● **Exercise aim**
Repeat the entries that appear below, exactly and in full.

----------

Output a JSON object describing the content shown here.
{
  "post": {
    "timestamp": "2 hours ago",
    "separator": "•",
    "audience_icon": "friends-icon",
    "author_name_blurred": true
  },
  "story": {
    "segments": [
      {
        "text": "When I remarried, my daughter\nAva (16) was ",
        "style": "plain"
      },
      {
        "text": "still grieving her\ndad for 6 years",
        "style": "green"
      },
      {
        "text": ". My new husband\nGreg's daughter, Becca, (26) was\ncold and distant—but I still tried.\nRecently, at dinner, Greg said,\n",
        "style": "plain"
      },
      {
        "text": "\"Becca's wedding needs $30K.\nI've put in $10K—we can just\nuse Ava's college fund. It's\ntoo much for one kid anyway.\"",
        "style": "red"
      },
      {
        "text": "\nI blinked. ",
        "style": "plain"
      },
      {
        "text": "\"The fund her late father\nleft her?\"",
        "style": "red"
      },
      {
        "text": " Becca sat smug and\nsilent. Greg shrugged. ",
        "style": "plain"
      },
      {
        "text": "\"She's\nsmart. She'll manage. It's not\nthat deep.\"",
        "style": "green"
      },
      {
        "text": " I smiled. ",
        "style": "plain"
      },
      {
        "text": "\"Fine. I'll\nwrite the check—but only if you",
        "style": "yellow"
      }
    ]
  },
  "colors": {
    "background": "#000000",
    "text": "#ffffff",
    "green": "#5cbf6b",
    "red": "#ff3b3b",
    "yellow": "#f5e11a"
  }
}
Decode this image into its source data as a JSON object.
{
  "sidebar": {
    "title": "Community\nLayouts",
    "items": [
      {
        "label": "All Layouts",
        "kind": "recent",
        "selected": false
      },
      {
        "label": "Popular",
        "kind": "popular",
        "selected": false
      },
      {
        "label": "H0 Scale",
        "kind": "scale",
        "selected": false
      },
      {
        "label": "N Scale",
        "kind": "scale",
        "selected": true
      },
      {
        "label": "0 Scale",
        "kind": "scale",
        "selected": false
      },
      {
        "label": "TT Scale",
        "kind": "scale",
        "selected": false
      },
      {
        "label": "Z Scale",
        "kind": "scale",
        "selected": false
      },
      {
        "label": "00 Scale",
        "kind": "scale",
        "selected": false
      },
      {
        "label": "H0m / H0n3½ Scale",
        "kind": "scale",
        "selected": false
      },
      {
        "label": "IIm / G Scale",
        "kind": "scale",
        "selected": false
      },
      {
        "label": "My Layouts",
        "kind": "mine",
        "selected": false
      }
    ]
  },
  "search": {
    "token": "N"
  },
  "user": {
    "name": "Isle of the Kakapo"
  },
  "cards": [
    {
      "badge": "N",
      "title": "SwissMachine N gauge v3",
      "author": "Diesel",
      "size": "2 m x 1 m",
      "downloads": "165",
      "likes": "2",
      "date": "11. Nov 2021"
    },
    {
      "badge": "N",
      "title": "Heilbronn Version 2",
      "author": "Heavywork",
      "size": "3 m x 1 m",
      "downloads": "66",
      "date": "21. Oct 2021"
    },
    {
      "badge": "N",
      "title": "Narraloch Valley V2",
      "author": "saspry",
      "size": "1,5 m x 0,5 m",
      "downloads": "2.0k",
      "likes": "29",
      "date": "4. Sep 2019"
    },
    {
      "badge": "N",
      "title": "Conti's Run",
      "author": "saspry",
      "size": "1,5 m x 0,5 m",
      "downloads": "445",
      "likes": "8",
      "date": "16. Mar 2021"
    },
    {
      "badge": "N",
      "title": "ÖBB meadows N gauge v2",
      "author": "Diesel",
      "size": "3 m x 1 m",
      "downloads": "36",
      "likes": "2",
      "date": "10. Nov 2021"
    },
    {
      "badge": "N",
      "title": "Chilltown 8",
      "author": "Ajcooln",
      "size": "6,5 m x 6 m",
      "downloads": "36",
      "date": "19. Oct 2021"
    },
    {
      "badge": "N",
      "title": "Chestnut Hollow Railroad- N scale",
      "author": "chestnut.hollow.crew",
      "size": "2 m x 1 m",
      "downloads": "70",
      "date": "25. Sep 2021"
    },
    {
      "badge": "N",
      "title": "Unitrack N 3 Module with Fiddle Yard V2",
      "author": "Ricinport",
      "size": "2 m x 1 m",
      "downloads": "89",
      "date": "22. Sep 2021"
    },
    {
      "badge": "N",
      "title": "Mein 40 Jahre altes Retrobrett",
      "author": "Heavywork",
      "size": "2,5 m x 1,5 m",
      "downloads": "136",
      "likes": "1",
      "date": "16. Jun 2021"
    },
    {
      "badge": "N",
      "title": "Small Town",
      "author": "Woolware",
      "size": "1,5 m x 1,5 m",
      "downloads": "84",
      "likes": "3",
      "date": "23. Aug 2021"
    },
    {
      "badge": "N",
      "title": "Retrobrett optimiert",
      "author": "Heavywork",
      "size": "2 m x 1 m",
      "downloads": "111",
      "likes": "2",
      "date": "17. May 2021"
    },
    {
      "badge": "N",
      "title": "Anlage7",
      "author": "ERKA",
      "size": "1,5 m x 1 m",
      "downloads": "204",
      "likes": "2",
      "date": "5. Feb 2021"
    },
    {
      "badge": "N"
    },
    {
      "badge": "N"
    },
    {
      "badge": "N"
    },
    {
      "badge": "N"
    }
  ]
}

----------

● **Task solution**
Output a JSON object describing the content shown here.
{
  "post": {
    "timestamp": "2 hours ago",
    "separator": "•",
    "audience_icon": "friends-icon",
    "author_name_blurred": true
  },
  "story": {
    "segments": [
      {
        "text": "When I remarried, my daughter\nAva (16) was ",
        "style": "plain"
      },
      {
        "text": "still grieving her\ndad for 6 years",
        "style": "green"
      },
      {
        "text": ". My new husband\nGreg's daughter, Becca, (26) was\ncold and distant—but I still tried.\nRecently, at dinner, Greg said,\n",
        "style": "plain"
      },
      {
        "text": "\"Becca's wedding needs $30K.\nI've put in $10K—we can just\nuse Ava's college fund. It's\ntoo much for one kid anyway.\"",
        "style": "red"
      },
      {
        "text": "\nI blinked. ",
        "style": "plain"
      },
      {
        "text": "\"The fund her late father\nleft her?\"",
        "style": "red"
      },
      {
        "text": " Becca sat smug and\nsilent. Greg shrugged. ",
        "style": "plain"
      },
      {
        "text": "\"She's\nsmart. She'll manage. It's not\nthat deep.\"",
        "style": "green"
      },
      {
        "text": " I smiled. ",
        "style": "plain"
      },
      {
        "text": "\"Fine. I'll\nwrite the check—but only if you",
        "style": "yellow"
      }
    ]
  },
  "colors": {
    "background": "#000000",
    "text": "#ffffff",
    "green": "#5cbf6b",
    "red": "#ff3b3b",
    "yellow": "#f5e11a"
  }
}
Decode this image into its source data as a JSON object.
{
  "sidebar": {
    "title": "Community\nLayouts",
    "items": [
      {
        "label": "All Layouts",
        "kind": "recent",
        "selected": false
      },
      {
        "label": "Popular",
        "kind": "popular",
        "selected": false
      },
      {
        "label": "H0 Scale",
        "kind": "scale",
        "selected": false
      },
      {
        "label": "N Scale",
        "kind": "scale",
        "selected": true
      },
      {
        "label": "0 Scale",
        "kind": "scale",
        "selected": false
      },
      {
        "label": "TT Scale",
        "kind": "scale",
        "selected": false
      },
      {
        "label": "Z Scale",
        "kind": "scale",
        "selected": false
      },
      {
        "label": "00 Scale",
        "kind": "scale",
        "selected": false
      },
      {
        "label": "H0m / H0n3½ Scale",
        "kind": "scale",
        "selected": false
      },
      {
        "label": "IIm / G Scale",
        "kind": "scale",
        "selected": false
      },
      {
        "label": "My Layouts",
        "kind": "mine",
        "selected": false
      }
    ]
  },
  "search": {
    "token": "N"
  },
  "user": {
    "name": "Isle of the Kakapo"
  },
  "cards": [
    {
      "badge": "N",
      "title": "SwissMachine N gauge v3",
      "author": "Diesel",
      "size": "2 m x 1 m",
      "downloads": "165",
      "likes": "2",
      "date": "11. Nov 2021"
    },
    {
      "badge": "N",
      "title": "Heilbronn Version 2",
      "author": "Heavywork",
      "size": "3 m x 1 m",
      "downloads": "66",
      "date": "21. Oct 2021"
    },
    {
      "badge": "N",
      "title": "Narraloch Valley V2",
      "author": "saspry",
      "size": "1,5 m x 0,5 m",
      "downloads": "2.0k",
      "likes": "29",
      "date": "4. Sep 2019"
    },
    {
      "badge": "N",
      "title": "Conti's Run",
      "author": "saspry",
      "size": "1,5 m x 0,5 m",
      "downloads": "445",
      "likes": "8",
      "date": "16. Mar 2021"
    },
    {
      "badge": "N",
      "title": "ÖBB meadows N gauge v2",
      "author": "Diesel",
      "size": "3 m x 1 m",
      "downloads": "36",
      "likes": "2",
      "date": "10. Nov 2021"
    },
    {
      "badge": "N",
      "title": "Chilltown 8",
      "author": "Ajcooln",
      "size": "6,5 m x 6 m",
      "downloads": "36",
      "date": "19. Oct 2021"
    },
    {
      "badge": "N",
      "title": "Chestnut Hollow Railroad- N scale",
      "author": "chestnut.hollow.crew",
      "size": "2 m x 1 m",
      "downloads": "70",
      "date": "25. Sep 2021"
    },
    {
      "badge": "N",
      "title": "Unitrack N 3 Module with Fiddle Yard V2",
      "author": "Ricinport",
      "size": "2 m x 1 m",
      "downloads": "89",
      "date": "22. Sep 2021"
    },
    {
      "badge": "N",
      "title": "Mein 40 Jahre altes Retrobrett",
      "author": "Heavywork",
      "size": "2,5 m x 1,5 m",
      "downloads": "136",
      "likes": "1",
      "date": "16. Jun 2021"
    },
    {
      "badge": "N",
      "title": "Small Town",
      "author": "Woolware",
      "size": "1,5 m x 1,5 m",
      "downloads": "84",
      "likes": "3",
      "date": "23. Aug 2021"
    },
    {
      "badge": "N",
      "title": "Retrobrett optimiert",
      "author": "Heavywork",
      "size": "2 m x 1 m",
      "downloads": "111",
      "likes": "2",
      "date": "17. May 2021"
    },
    {
      "badge": "N",
      "title": "Anlage7",
      "author": "ERKA",
      "size": "1,5 m x 1 m",
      "downloads": "204",
      "likes": "2",
      "date": "5. Feb 2021"
    },
    {
      "badge": "N"
    },
    {
      "badge": "N"
    },
    {
      "badge": "N"
    },
    {
      "badge": "N"
    }
  ]
}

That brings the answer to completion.